• Work item: Please report how many lines of the listing hold the word "Output". Add nothing to the number.
· · · · ·
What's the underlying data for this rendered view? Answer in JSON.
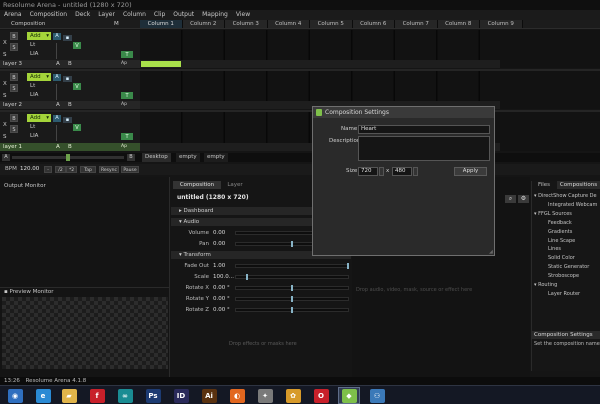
{
  "window": {
    "title": "Resolume Arena - untitled (1280 x 720)"
  },
  "menu": [
    "Arena",
    "Composition",
    "Deck",
    "Layer",
    "Column",
    "Clip",
    "Output",
    "Mapping",
    "View"
  ],
  "header": {
    "composition_label": "Composition",
    "m_label": "M"
  },
  "columns": [
    "Column 1",
    "Column 2",
    "Column 3",
    "Column 4",
    "Column 5",
    "Column 6",
    "Column 7",
    "Column 8",
    "Column 9"
  ],
  "layer_controls": {
    "x": "X",
    "s": "S",
    "b": "B",
    "add": "Add",
    "lt": "Lt",
    "lia": "LIA",
    "v": "V",
    "t": "T",
    "a": "A",
    "b2": "B",
    "ap": "Ap"
  },
  "layers": [
    {
      "name": "layer 3"
    },
    {
      "name": "layer 2"
    },
    {
      "name": "layer 1"
    }
  ],
  "deck_bar": {
    "a": "A",
    "b": "B",
    "tabs": [
      "Desktop",
      "empty",
      "empty"
    ]
  },
  "transport": {
    "bpm_label": "BPM",
    "bpm_value": "120.00",
    "minus": "-",
    "div2": "/2",
    "plus2": "*2",
    "tap": "Tap",
    "resync": "Resync",
    "pause": "Pause"
  },
  "panels": {
    "output_monitor": "Output Monitor",
    "preview_monitor": "Preview Monitor",
    "composition_tab": "Composition",
    "layer_tab": "Layer",
    "comp_name": "untitled (1280 x 720)",
    "drop_effects": "Drop effects or masks here",
    "drop_audio": "Drop audio, video, mask, source or effect here"
  },
  "sections": {
    "dashboard": "Dashboard",
    "audio": "Audio",
    "transform": "Transform"
  },
  "params": [
    {
      "label": "Volume",
      "value": "0.00",
      "level": 1.0
    },
    {
      "label": "Pan",
      "value": "0.00",
      "level": 0.5
    },
    {
      "label": "Fade Out",
      "value": "1.00",
      "level": 1.0
    },
    {
      "label": "Scale",
      "value": "100.0...",
      "level": 0.1
    },
    {
      "label": "Rotate X",
      "value": "0.00 °",
      "level": 0.5
    },
    {
      "label": "Rotate Y",
      "value": "0.00 °",
      "level": 0.5
    },
    {
      "label": "Rotate Z",
      "value": "0.00 °",
      "level": 0.5
    }
  ],
  "right_panel": {
    "files_tab": "Files",
    "compositions_tab": "Compositions",
    "tree": [
      {
        "text": "DirectShow Capture De",
        "indent": 1,
        "arrow": "▾"
      },
      {
        "text": "Integrated Webcam",
        "indent": 2,
        "arrow": ""
      },
      {
        "text": "FFGL Sources",
        "indent": 1,
        "arrow": "▾"
      },
      {
        "text": "Feedback",
        "indent": 2,
        "arrow": ""
      },
      {
        "text": "Gradients",
        "indent": 2,
        "arrow": ""
      },
      {
        "text": "Line Scape",
        "indent": 2,
        "arrow": ""
      },
      {
        "text": "Lines",
        "indent": 2,
        "arrow": ""
      },
      {
        "text": "Solid Color",
        "indent": 2,
        "arrow": ""
      },
      {
        "text": "Static Generator",
        "indent": 2,
        "arrow": ""
      },
      {
        "text": "Stroboscope",
        "indent": 2,
        "arrow": ""
      },
      {
        "text": "Routing",
        "indent": 1,
        "arrow": "▾"
      },
      {
        "text": "Layer Router",
        "indent": 2,
        "arrow": ""
      }
    ],
    "help_title": "Composition Settings",
    "help_text": "Set the composition name, des"
  },
  "dialog": {
    "title": "Composition Settings",
    "name_label": "Name",
    "name_value": "Heart",
    "desc_label": "Description",
    "desc_value": "",
    "size_label": "Size",
    "width": "720",
    "x": "x",
    "height": "480",
    "apply": "Apply"
  },
  "status": {
    "time": "13:26",
    "version": "Resolume Arena 4.1.8"
  },
  "taskbar": [
    {
      "icon": "start-orb-icon",
      "glyph": "◉",
      "color": "#2f6fbf"
    },
    {
      "icon": "internet-explorer-icon",
      "glyph": "e",
      "color": "#2a8ad4"
    },
    {
      "icon": "folder-icon",
      "glyph": "▰",
      "color": "#e0b44a"
    },
    {
      "icon": "flash-icon",
      "glyph": "f",
      "color": "#c8202a"
    },
    {
      "icon": "arduino-icon",
      "glyph": "∞",
      "color": "#1a8c93"
    },
    {
      "icon": "photoshop-icon",
      "glyph": "Ps",
      "color": "#1d3b72"
    },
    {
      "icon": "indesign-icon",
      "glyph": "ID",
      "color": "#2a2a5a"
    },
    {
      "icon": "illustrator-icon",
      "glyph": "Ai",
      "color": "#5a3210"
    },
    {
      "icon": "firefox-icon",
      "glyph": "◐",
      "color": "#e2671f"
    },
    {
      "icon": "ae-icon",
      "glyph": "✦",
      "color": "#7a7a7a"
    },
    {
      "icon": "transformer-icon",
      "glyph": "✿",
      "color": "#d79a2a"
    },
    {
      "icon": "opera-icon",
      "glyph": "O",
      "color": "#c8202a"
    },
    {
      "icon": "resolume-icon",
      "glyph": "◆",
      "color": "#7ec04a"
    },
    {
      "icon": "python-icon",
      "glyph": "⚇",
      "color": "#3b79b8"
    }
  ]
}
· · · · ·
• Response area: 2